    And again, it belies a shallow look at the world of consumer electronics and popular trends, rather than a deep and broad one. “Oh, 3D is popular. Well, we’ll give people GLASSES FREE 3D!” “Oh, second screen is on the horizon. Well we’ll make ours built into the controller!” They’re good ideas and work well when implemented skillfully, but they aren’t exactly something revolutionary or race winning.
    What will sell systems, as always, is games. And nobody makes games quite like Nintendo. But they face an image problem. Deservedly or not, they are seen as the platform out of touch with the hardcore gamer, and the system that relies on gimmicks.
    Had they had a better insight into these factors, they would have come out with Wii U later, at a lower price, a traditional controller (say, the Pro controller,) and reams of games. All the ones already out for it now, plus those about to release. They would have said, “We get it. This time, no gimmicks.
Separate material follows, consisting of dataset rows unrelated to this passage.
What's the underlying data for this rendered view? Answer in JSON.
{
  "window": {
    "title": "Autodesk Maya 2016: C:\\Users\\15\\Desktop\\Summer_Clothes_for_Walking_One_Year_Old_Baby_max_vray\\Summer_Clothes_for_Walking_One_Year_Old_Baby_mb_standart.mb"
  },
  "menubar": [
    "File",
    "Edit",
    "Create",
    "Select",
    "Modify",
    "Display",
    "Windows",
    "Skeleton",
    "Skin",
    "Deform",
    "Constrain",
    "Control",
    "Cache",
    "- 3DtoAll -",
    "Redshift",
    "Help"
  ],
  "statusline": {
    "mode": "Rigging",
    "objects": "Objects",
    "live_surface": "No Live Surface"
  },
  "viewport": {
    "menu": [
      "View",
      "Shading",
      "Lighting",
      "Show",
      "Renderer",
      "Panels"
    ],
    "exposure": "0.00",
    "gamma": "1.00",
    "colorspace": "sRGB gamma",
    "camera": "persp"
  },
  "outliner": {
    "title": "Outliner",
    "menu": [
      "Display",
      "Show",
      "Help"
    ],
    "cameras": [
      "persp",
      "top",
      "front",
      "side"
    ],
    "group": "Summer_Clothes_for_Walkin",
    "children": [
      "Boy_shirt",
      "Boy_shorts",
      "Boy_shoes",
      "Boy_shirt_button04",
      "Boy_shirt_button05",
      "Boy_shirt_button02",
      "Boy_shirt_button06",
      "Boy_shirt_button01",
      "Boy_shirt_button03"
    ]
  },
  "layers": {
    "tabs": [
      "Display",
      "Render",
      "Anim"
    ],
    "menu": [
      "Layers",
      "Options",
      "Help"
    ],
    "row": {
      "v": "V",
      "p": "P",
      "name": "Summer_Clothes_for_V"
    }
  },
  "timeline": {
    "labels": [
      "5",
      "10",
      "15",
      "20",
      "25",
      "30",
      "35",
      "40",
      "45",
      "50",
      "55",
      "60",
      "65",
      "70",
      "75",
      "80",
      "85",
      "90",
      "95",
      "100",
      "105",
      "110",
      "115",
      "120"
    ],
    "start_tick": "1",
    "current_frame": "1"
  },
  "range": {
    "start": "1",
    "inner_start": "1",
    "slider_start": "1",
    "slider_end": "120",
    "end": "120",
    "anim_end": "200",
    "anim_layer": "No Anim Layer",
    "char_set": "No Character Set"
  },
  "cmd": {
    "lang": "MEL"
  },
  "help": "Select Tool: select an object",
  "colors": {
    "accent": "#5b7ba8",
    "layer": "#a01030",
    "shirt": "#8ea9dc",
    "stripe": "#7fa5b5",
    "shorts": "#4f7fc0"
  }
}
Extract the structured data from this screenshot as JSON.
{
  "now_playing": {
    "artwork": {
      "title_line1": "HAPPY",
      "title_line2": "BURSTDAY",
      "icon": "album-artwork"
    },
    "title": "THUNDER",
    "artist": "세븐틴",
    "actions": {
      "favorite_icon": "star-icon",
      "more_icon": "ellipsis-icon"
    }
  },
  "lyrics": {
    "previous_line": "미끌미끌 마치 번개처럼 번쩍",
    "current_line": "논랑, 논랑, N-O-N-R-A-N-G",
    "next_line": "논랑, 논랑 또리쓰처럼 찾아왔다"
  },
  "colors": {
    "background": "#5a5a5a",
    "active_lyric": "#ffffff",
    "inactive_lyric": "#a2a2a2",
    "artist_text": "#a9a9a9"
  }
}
We’re all about the games now.”
    It doesn’t matter if the tablet is a novel idea or can be used to great effect. Had they done the above instead, the sheer PR win it would have generated in contrast to their previous direction would have propelled them to a lot more sales by now, with a much steadier stream of software in my opinion.
    This disconnect from public perception and their own internal view of themselves is a double edged sword. On the one hand is makes them uniquely Nintendo. On the other, it sometimes results in them shooting themselves in the foot.
    I love Nintendo. I’m buying a Wii U because I love what it has to offer. I plan to play it long before I even consider buying a PS4 or Xbox One. A year or more, at minimum. I could not be further away from “hating” Nintendo, and I agree that the hate they receive is unjustified.
    But that doesn’t mean I’m not – in my opinion rightfully – frustrated and concerned.

  • Pingback: Opinion: Why people shouldn’t worry about the Wii U | Pure Nintendo()